Jason was born with a warrior spirit. He wasn't a violent man who took pleasure in harming others but felt an innate need to fight for those who couldn't fight for themselves. As a small boy, when he played with his friends he was always a Marine, fighting for justice. The youngest of eleven children, Jason had plenty of siblings to battle as he practiced for his inevitable career as a Marine.
There was no doubt he would become a Marine rather than a different branch of the military. His father and several brothers had been Marines, and he wanted to follow the tradition. In high school, he took the ASVAB, an aptitude test. The test itself points out strengths and weaknesses to define which specialty would be the best fit. Jason scored absurdly high, allowing him to have his pick of specialties. His oldest sister, Susannah, was shocked her youngest brother had done so well - Jason had always been an average student. An average student, yes, but Jason was never an average Marine.

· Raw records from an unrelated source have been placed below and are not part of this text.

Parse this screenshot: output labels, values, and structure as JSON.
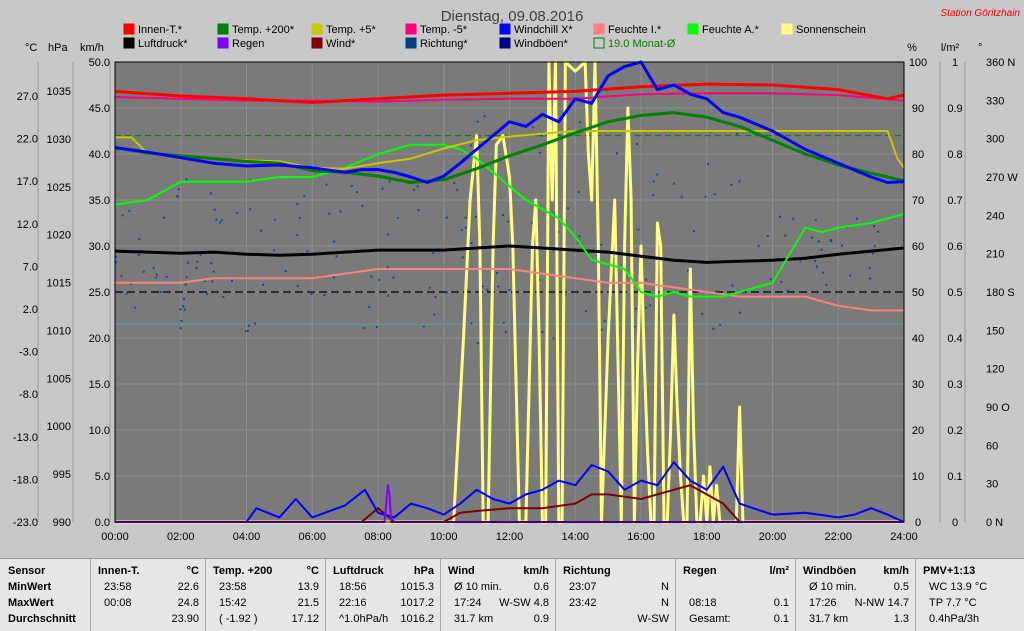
{
  "chart_data": {
    "type": "line",
    "title": "Dienstag, 09.08.2016",
    "station": "Station Göritzhain",
    "x_ticks": [
      "00:00",
      "02:00",
      "04:00",
      "06:00",
      "08:00",
      "10:00",
      "12:00",
      "14:00",
      "16:00",
      "18:00",
      "20:00",
      "22:00",
      "24:00"
    ],
    "axes": {
      "celsius": {
        "unit": "°C",
        "ticks": [
          "27.0",
          "22.0",
          "17.0",
          "12.0",
          "7.0",
          "2.0",
          "-3.0",
          "-8.0",
          "-13.0",
          "-18.0",
          "-23.0"
        ]
      },
      "hpa": {
        "unit": "hPa",
        "ticks": [
          "1035",
          "1030",
          "1025",
          "1020",
          "1015",
          "1010",
          "1005",
          "1000",
          "995",
          "990"
        ]
      },
      "kmh": {
        "unit": "km/h",
        "ticks": [
          "50.0",
          "45.0",
          "40.0",
          "35.0",
          "30.0",
          "25.0",
          "20.0",
          "15.0",
          "10.0",
          "5.0",
          "0.0"
        ]
      },
      "percent": {
        "unit": "%",
        "ticks": [
          "100",
          "90",
          "80",
          "70",
          "60",
          "50",
          "40",
          "30",
          "20",
          "10",
          "0"
        ]
      },
      "rain": {
        "unit": "l/m²",
        "ticks": [
          "1",
          "0.9",
          "0.8",
          "0.7",
          "0.6",
          "0.5",
          "0.4",
          "0.3",
          "0.2",
          "0.1",
          "0"
        ]
      },
      "direction": {
        "unit": "°",
        "ticks": [
          "360 N",
          "330",
          "300",
          "270 W",
          "240",
          "210",
          "180 S",
          "150",
          "120",
          "90 O",
          "60",
          "30",
          "0 N"
        ]
      }
    },
    "legend": [
      {
        "name": "Innen-T.*",
        "color": "#ff0000"
      },
      {
        "name": "Temp. +200*",
        "color": "#008000"
      },
      {
        "name": "Temp. +5*",
        "color": "#c8c800"
      },
      {
        "name": "Temp. -5*",
        "color": "#ff0080"
      },
      {
        "name": "Windchill X*",
        "color": "#0000ff"
      },
      {
        "name": "Feuchte I.*",
        "color": "#ff8080"
      },
      {
        "name": "Feuchte A.*",
        "color": "#00ff00"
      },
      {
        "name": "Sonnenschein",
        "color": "#ffff80"
      },
      {
        "name": "Luftdruck*",
        "color": "#000000"
      },
      {
        "name": "Regen",
        "color": "#8000ff"
      },
      {
        "name": "Wind*",
        "color": "#800000"
      },
      {
        "name": "Richtung*",
        "color": "#004080"
      },
      {
        "name": "Windböen*",
        "color": "#000080"
      },
      {
        "name": "19.0 Monat-Ø",
        "color": "#008000"
      }
    ],
    "series": [
      {
        "name": "Innen-T.*",
        "axis": "celsius",
        "color": "#ff0000",
        "x": [
          0,
          2,
          4,
          6,
          8,
          10,
          12,
          14,
          16,
          18,
          20,
          22,
          23.5,
          24
        ],
        "values": [
          23.8,
          23.3,
          23.0,
          22.6,
          23.0,
          23.4,
          23.6,
          23.8,
          24.3,
          24.6,
          24.5,
          24.0,
          23.0,
          23.4
        ]
      },
      {
        "name": "Temp. -5*",
        "axis": "celsius",
        "color": "#ff0080",
        "x": [
          0,
          2,
          4,
          6,
          8,
          10,
          12,
          14,
          16,
          18,
          20,
          22,
          24
        ],
        "values": [
          23.2,
          23.0,
          22.8,
          22.8,
          22.7,
          22.9,
          23.0,
          23.0,
          23.5,
          23.6,
          23.6,
          23.4,
          22.8
        ]
      },
      {
        "name": "Temp. +5*",
        "axis": "celsius",
        "color": "#c8c800",
        "x": [
          0,
          0.5,
          1,
          2,
          3,
          4,
          5,
          6,
          7,
          8,
          9,
          10,
          11,
          12,
          13,
          14,
          15,
          16,
          17,
          18,
          19,
          20,
          21,
          22,
          23.5,
          23.8,
          24
        ],
        "values": [
          18.8,
          18.8,
          17.0,
          16.8,
          16.5,
          16.3,
          16.2,
          15.5,
          15.4,
          16.0,
          16.5,
          17.6,
          18.5,
          18.9,
          19.2,
          19.5,
          19.5,
          19.5,
          19.5,
          19.5,
          19.5,
          19.5,
          19.5,
          19.5,
          19.5,
          16.5,
          15.5
        ]
      },
      {
        "name": "Temp. +200*",
        "axis": "celsius",
        "color": "#008000",
        "x": [
          0,
          1,
          2,
          3,
          4,
          5,
          6,
          7,
          8,
          9,
          10,
          11,
          12,
          13,
          14,
          15,
          16,
          17,
          18,
          19,
          20,
          21,
          22,
          23,
          24
        ],
        "values": [
          17.7,
          17.1,
          16.8,
          16.5,
          16.2,
          16.0,
          15.2,
          15.0,
          14.6,
          13.9,
          14.2,
          15.4,
          16.8,
          18.0,
          19.3,
          20.5,
          21.2,
          21.5,
          21.0,
          20.0,
          18.5,
          17.0,
          15.8,
          14.9,
          14.1
        ]
      },
      {
        "name": "Windchill X*",
        "axis": "celsius",
        "color": "#0000ff",
        "x": [
          0,
          1,
          2,
          3,
          4,
          5,
          6,
          7,
          7.5,
          8,
          8.5,
          9,
          9.5,
          10,
          10.5,
          11,
          11.5,
          12,
          12.5,
          13,
          13.5,
          14,
          14.5,
          15,
          15.5,
          16,
          16.5,
          17,
          17.5,
          18,
          18.5,
          19,
          20,
          21,
          22,
          23,
          23.5,
          24
        ],
        "values": [
          17.7,
          17.2,
          16.6,
          16.0,
          15.7,
          15.8,
          15.5,
          15.0,
          15.3,
          15.3,
          15.0,
          14.5,
          13.9,
          14.6,
          16.0,
          17.5,
          19.0,
          20.5,
          20.0,
          21.3,
          20.5,
          23.0,
          22.5,
          25.5,
          26.5,
          27.0,
          24.0,
          24.5,
          23.5,
          23.0,
          21.5,
          21.0,
          19.5,
          17.5,
          16.0,
          14.5,
          13.9,
          14.0
        ]
      },
      {
        "name": "Feuchte A.*",
        "axis": "percent",
        "color": "#00ff00",
        "x": [
          0,
          1,
          2,
          3,
          4,
          5,
          6,
          7,
          8,
          9,
          10,
          10.5,
          11,
          11.5,
          12,
          12.5,
          13,
          13.5,
          14,
          14.5,
          15,
          15.5,
          16,
          16.5,
          17,
          17.5,
          18,
          18.5,
          19,
          20,
          20.5,
          21,
          21.5,
          22,
          23,
          24
        ],
        "values": [
          69,
          70,
          74,
          74,
          74,
          75,
          75,
          77,
          80,
          82,
          82,
          81,
          79,
          76,
          73,
          70,
          68,
          66,
          62,
          57,
          56,
          55,
          50,
          49,
          50,
          49,
          49,
          49,
          50,
          52,
          58,
          64,
          63,
          64,
          65,
          67
        ]
      },
      {
        "name": "Feuchte I.*",
        "axis": "percent",
        "color": "#ff8080",
        "x": [
          0,
          1,
          2,
          3,
          4,
          5,
          6,
          7,
          8,
          9,
          10,
          11,
          12,
          13,
          14,
          15,
          16,
          17,
          18,
          19,
          20,
          21,
          22,
          23,
          24
        ],
        "values": [
          52,
          52,
          52,
          53,
          53,
          53,
          53,
          54,
          55,
          55,
          55,
          55,
          55,
          54,
          53,
          52,
          52,
          51,
          50,
          49,
          49,
          49,
          47,
          46,
          46
        ]
      },
      {
        "name": "Luftdruck*",
        "axis": "hpa",
        "color": "#000000",
        "x": [
          0,
          1,
          2,
          3,
          4,
          5,
          6,
          7,
          8,
          9,
          10,
          11,
          12,
          13,
          14,
          15,
          16,
          17,
          18,
          19,
          20,
          21,
          22,
          23,
          24
        ],
        "values": [
          1016.5,
          1016.4,
          1016.3,
          1016.4,
          1016.2,
          1016.1,
          1016.2,
          1016.4,
          1016.6,
          1016.6,
          1016.6,
          1016.8,
          1017.0,
          1016.8,
          1016.6,
          1016.4,
          1016.0,
          1015.6,
          1015.4,
          1015.5,
          1015.6,
          1015.8,
          1016.2,
          1016.5,
          1016.8
        ]
      },
      {
        "name": "Sonnenschein",
        "axis": "percent",
        "color": "#ffff80",
        "x": [
          0,
          10.3,
          10.6,
          10.8,
          11.0,
          11.1,
          11.2,
          11.35,
          11.5,
          11.6,
          11.8,
          12.0,
          12.1,
          12.3,
          12.5,
          12.7,
          12.8,
          12.9,
          13.0,
          13.1,
          13.2,
          13.3,
          13.4,
          13.5,
          13.6,
          13.7,
          14.0,
          14.3,
          14.4,
          14.5,
          14.6,
          14.7,
          14.8,
          15.0,
          15.2,
          15.4,
          15.5,
          15.6,
          15.7,
          15.8,
          15.9,
          16.0,
          16.1,
          16.2,
          16.3,
          16.4,
          16.5,
          16.6,
          16.7,
          16.8,
          16.9,
          17.0,
          17.1,
          17.2,
          17.3,
          17.4,
          17.5,
          17.6,
          17.7,
          17.8,
          17.9,
          18.0,
          18.1,
          18.2,
          18.3,
          18.4,
          18.5,
          18.6,
          18.7,
          18.8,
          18.9,
          19.0,
          19.1,
          24
        ],
        "values": [
          0,
          0,
          40,
          70,
          84,
          60,
          0,
          0,
          60,
          82,
          84,
          75,
          60,
          0,
          0,
          60,
          70,
          40,
          0,
          0,
          100,
          70,
          100,
          0,
          0,
          100,
          98,
          100,
          80,
          70,
          100,
          60,
          0,
          40,
          70,
          0,
          60,
          90,
          70,
          0,
          35,
          60,
          35,
          15,
          0,
          0,
          65,
          60,
          0,
          0,
          20,
          45,
          25,
          10,
          0,
          0,
          55,
          20,
          0,
          0,
          10,
          0,
          12,
          0,
          8,
          0,
          0,
          0,
          0,
          0,
          0,
          25,
          0,
          0
        ]
      },
      {
        "name": "Windböen*",
        "axis": "kmh",
        "color": "#0000ff",
        "x": [
          0,
          2,
          3,
          4,
          4.3,
          5,
          5.5,
          6,
          7,
          7.6,
          8,
          8.5,
          9,
          9.5,
          10,
          10.5,
          11,
          11.5,
          12,
          12.5,
          13,
          13.5,
          14,
          14.5,
          15,
          15.5,
          16,
          16.5,
          17,
          17.5,
          18,
          18.5,
          19,
          20,
          21,
          22,
          22.5,
          23,
          23.5,
          24
        ],
        "values": [
          0,
          0,
          0,
          0,
          1.5,
          0.5,
          2.5,
          0.5,
          1.8,
          3.5,
          1.0,
          0.5,
          2.0,
          1.5,
          0.8,
          2.0,
          3.5,
          2.5,
          2.0,
          3.0,
          3.5,
          4.5,
          4.0,
          6.2,
          5.5,
          3.5,
          4.5,
          4.0,
          6.5,
          4.5,
          3.5,
          6.0,
          2.0,
          0.8,
          1.0,
          0.5,
          0.8,
          1.5,
          0.8,
          0
        ]
      },
      {
        "name": "Wind*",
        "axis": "kmh",
        "color": "#800000",
        "x": [
          0,
          7.5,
          8.0,
          8.5,
          10,
          10.5,
          11,
          12,
          13,
          14,
          14.5,
          15,
          16,
          17,
          17.5,
          18,
          18.5,
          19,
          24
        ],
        "values": [
          0,
          0,
          1.5,
          0,
          0,
          1.0,
          1.2,
          1.5,
          1.5,
          2.0,
          3.0,
          3.0,
          2.5,
          3.5,
          4.0,
          3.0,
          2.0,
          0,
          0
        ]
      },
      {
        "name": "Regen",
        "axis": "rain",
        "color": "#8000ff",
        "x": [
          0,
          8.2,
          8.3,
          8.35,
          8.4,
          24
        ],
        "values": [
          0,
          0,
          0.08,
          0.06,
          0,
          0
        ]
      },
      {
        "name": "19.0 Monat-Ø",
        "axis": "celsius",
        "color": "#008000",
        "x": [
          0,
          24
        ],
        "values": [
          19.0,
          19.0
        ]
      }
    ],
    "richtung_ref_deg": 180,
    "monat_ref_kmh": 21.5
  },
  "stats": [
    {
      "hdr": "Sensor",
      "unit": "",
      "r1": [
        "MinWert"
      ],
      "r2": [
        "MaxWert"
      ],
      "r3": [
        "Durchschnitt"
      ]
    },
    {
      "hdr": "Innen-T.",
      "unit": "°C",
      "r1": [
        "23:58",
        "22.6"
      ],
      "r2": [
        "00:08",
        "24.8"
      ],
      "r3": [
        "",
        "23.90"
      ]
    },
    {
      "hdr": "Temp. +200",
      "unit": "°C",
      "r1": [
        "23:58",
        "13.9"
      ],
      "r2": [
        "15:42",
        "21.5"
      ],
      "r3": [
        "( -1.92 )",
        "17.12"
      ]
    },
    {
      "hdr": "Luftdruck",
      "unit": "hPa",
      "r1": [
        "18:56",
        "1015.3"
      ],
      "r2": [
        "22:16",
        "1017.2"
      ],
      "r3": [
        "^1.0hPa/h",
        "1016.2"
      ]
    },
    {
      "hdr": "Wind",
      "unit": "km/h",
      "r1": [
        "Ø 10 min.",
        "0.6"
      ],
      "r2": [
        "17:24",
        "W-SW 4.8"
      ],
      "r3": [
        "31.7 km",
        "0.9"
      ]
    },
    {
      "hdr": "Richtung",
      "unit": "",
      "r1": [
        "23:07",
        "N"
      ],
      "r2": [
        "23:42",
        "N"
      ],
      "r3": [
        "",
        "W-SW"
      ]
    },
    {
      "hdr": "Regen",
      "unit": "l/m²",
      "r1": [
        "",
        ""
      ],
      "r2": [
        "08:18",
        "0.1"
      ],
      "r3": [
        "Gesamt:",
        "0.1"
      ]
    },
    {
      "hdr": "Windböen",
      "unit": "km/h",
      "r1": [
        "Ø 10 min.",
        "0.5"
      ],
      "r2": [
        "17:26",
        "N-NW 14.7"
      ],
      "r3": [
        "31.7 km",
        "1.3"
      ]
    },
    {
      "hdr": "PMV+1:13",
      "unit": "",
      "r1": [
        "WC 13.9 °C"
      ],
      "r2": [
        "TP 7.7 °C"
      ],
      "r3": [
        "0.4hPa/3h"
      ]
    }
  ]
}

Jason enlisted, understanding he was joining for life. From Bootcamp, he was an unbridled success. Years passed, Jason continued to excel. He was a hard-nosed jarhead, all Sempre Fi, OoRah spirit. Jason was also warm and funny; he was the guy who always stepped in when anyone needed him. It didn't matter how big or small; he was there and happy to help. Jason married, had a child, and continued to fight for the oppressed. He was happy; Jason was a truly happy and fulfilled man.
He was particularly close to his oldest sister Susannah, and his oldest brother Marcus, a Marine. Susannah was almost like a second mother, particularly after the loss of both parents. Susie prayed every morning and night for Jason to stay safe. She tucked her fear under the pride she felt when she thought of Jason. As years passed, she looked toward the days of retirement, knowing he wouldn't be in combat for the rest of his life. He was.
It was a cold February, not too far from Valentine's when Susannah's phone rang. It was her brother, not Jason; Marcus, the older brother who was close to retiring from his own illustrious career. The moment she heard his voice, she knew.
"Is he dead?" she asked without a break in her voice.
"Not yet," Marcus responded without a break in his voice.
Marcus, a highly decorated officer, was told of the incident first, allowing him to contact the family. He called Susannah, who would break the news to Jason's young wife. Susannah did her duty, standing unbowed when she shared the tragic news with her much younger sister-in-law.
It was an IED, an improvised explosive device that detonated when Jason and his team went on a rescue mission. Several Marines were dead, Jason survived the initial blast, and for several months beyond despite his vast and severe injuries. He was a strong, stubborn man who never conceded quickly. Jason completed his service just before his sister Susannah's birthday.
His body was escorted home by his brother Marcus. A big man who sat stoically, almost without expression, as he accompanied his brother on his final trip home despite the raw pain assaulting him at every turn. It was his duty as a Marine to escort this fallen Marine home. It was the love of a brother that helped him endure the unbearable pain.
Susannah and Jason's wife received his body, welcoming him home with his many siblings. He was laid to rest with love and honor; he had more than earned both.
Memorial Day is about all of the Jason's who lost their lives in service to our country. Jason would be the first person to tell everyone reading this to enjoy the holiday and to have a burger and beer on him, and you should. While you're enjoying the long weekend, spare just a moment or two for all of the men and women who made the ultimate sacrifice in service to our country.
Jason, a son, a brother, husband, father, uncle, friend, and badass Marine, had no regrets other than leaving his family too soon. When asked about being a Marine, Jason always had the same response.
"I don't know why this is what I was born to do, but I know I was born a Marine. They let me put on the uniform at eighteen, and when I die, whether I'm wearing the uniform or retired, I'll die a Marine. It's not what I am; it's who I am."
He was called Jason, and he was a Marine.
Rest peacefully, brother.